EXERCISE OBJECTIVE —
Take each line of the entries below that contains "DESPESAS" and copy it.

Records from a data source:
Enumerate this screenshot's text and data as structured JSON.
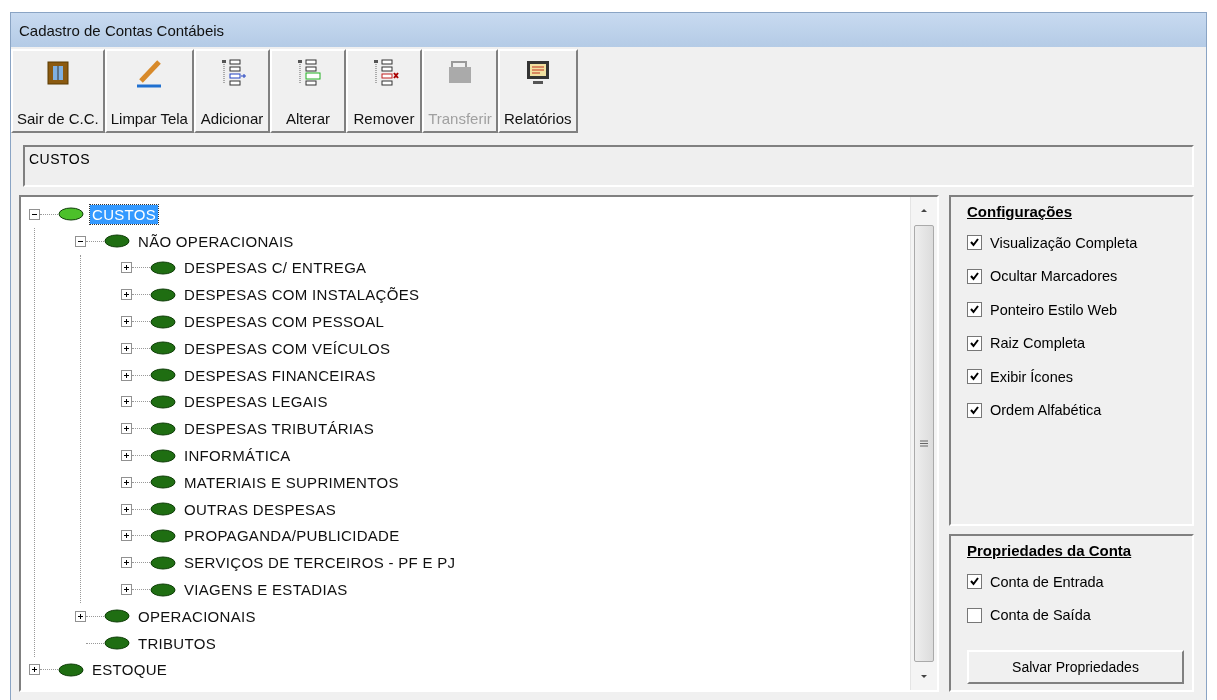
{
  "window": {
    "title": "Cadastro de Contas Contábeis"
  },
  "toolbar": [
    {
      "label": "Sair de C.C.",
      "disabled": false
    },
    {
      "label": "Limpar Tela",
      "disabled": false
    },
    {
      "label": "Adicionar",
      "disabled": false
    },
    {
      "label": "Alterar",
      "disabled": false
    },
    {
      "label": "Remover",
      "disabled": false
    },
    {
      "label": "Transferir",
      "disabled": true
    },
    {
      "label": "Relatórios",
      "disabled": false
    }
  ],
  "path_field": {
    "value": "CUSTOS"
  },
  "tree": [
    {
      "label": "CUSTOS",
      "selected": true,
      "expanded": true,
      "children": [
        {
          "label": "NÃO OPERACIONAIS",
          "selected": false,
          "expanded": true,
          "children": [
            {
              "label": "DESPESAS C/ ENTREGA",
              "selected": false,
              "expanded": false
            },
            {
              "label": "DESPESAS COM INSTALAÇÕES",
              "selected": false,
              "expanded": false
            },
            {
              "label": "DESPESAS COM PESSOAL",
              "selected": false,
              "expanded": false
            },
            {
              "label": "DESPESAS COM VEÍCULOS",
              "selected": false,
              "expanded": false
            },
            {
              "label": "DESPESAS FINANCEIRAS",
              "selected": false,
              "expanded": false
            },
            {
              "label": "DESPESAS LEGAIS",
              "selected": false,
              "expanded": false
            },
            {
              "label": "DESPESAS TRIBUTÁRIAS",
              "selected": false,
              "expanded": false
            },
            {
              "label": "INFORMÁTICA",
              "selected": false,
              "expanded": false
            },
            {
              "label": "MATERIAIS E SUPRIMENTOS",
              "selected": false,
              "expanded": false
            },
            {
              "label": "OUTRAS DESPESAS",
              "selected": false,
              "expanded": false
            },
            {
              "label": "PROPAGANDA/PUBLICIDADE",
              "selected": false,
              "expanded": false
            },
            {
              "label": "SERVIÇOS DE TERCEIROS - PF E PJ",
              "selected": false,
              "expanded": false
            },
            {
              "label": "VIAGENS E ESTADIAS",
              "selected": false,
              "expanded": false
            }
          ]
        },
        {
          "label": "OPERACIONAIS",
          "selected": false,
          "expanded": false
        },
        {
          "label": "TRIBUTOS",
          "selected": false
        }
      ]
    },
    {
      "label": "ESTOQUE",
      "selected": false,
      "expanded": false
    }
  ],
  "configuracoes": {
    "title": "Configurações",
    "options": [
      {
        "label": "Visualização Completa",
        "checked": true
      },
      {
        "label": "Ocultar Marcadores",
        "checked": true
      },
      {
        "label": "Ponteiro Estilo Web",
        "checked": true
      },
      {
        "label": "Raiz Completa",
        "checked": true
      },
      {
        "label": "Exibir Ícones",
        "checked": true
      },
      {
        "label": "Ordem Alfabética",
        "checked": true
      }
    ]
  },
  "propriedades": {
    "title": "Propriedades da Conta",
    "options": [
      {
        "label": "Conta de Entrada",
        "checked": true
      },
      {
        "label": "Conta de Saída",
        "checked": false
      }
    ],
    "button": "Salvar Propriedades"
  }
}
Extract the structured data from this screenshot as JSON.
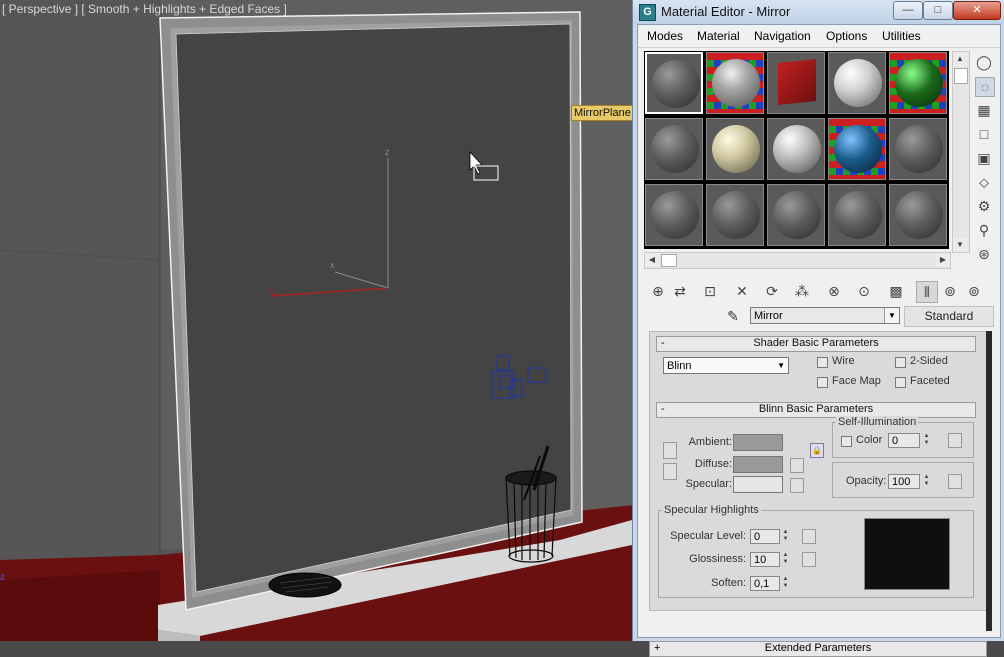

RESULT OF THE EXERCISE —
              "label": "DESPESAS C/ ENTREGA",
              "label": "DESPESAS COM INSTALAÇÕES",
              "label": "DESPESAS COM PESSOAL",
              "label": "DESPESAS COM VEÍCULOS",
              "label": "DESPESAS FINANCEIRAS",
              "label": "DESPESAS LEGAIS",
              "label": "DESPESAS TRIBUTÁRIAS",
              "label": "OUTRAS DESPESAS",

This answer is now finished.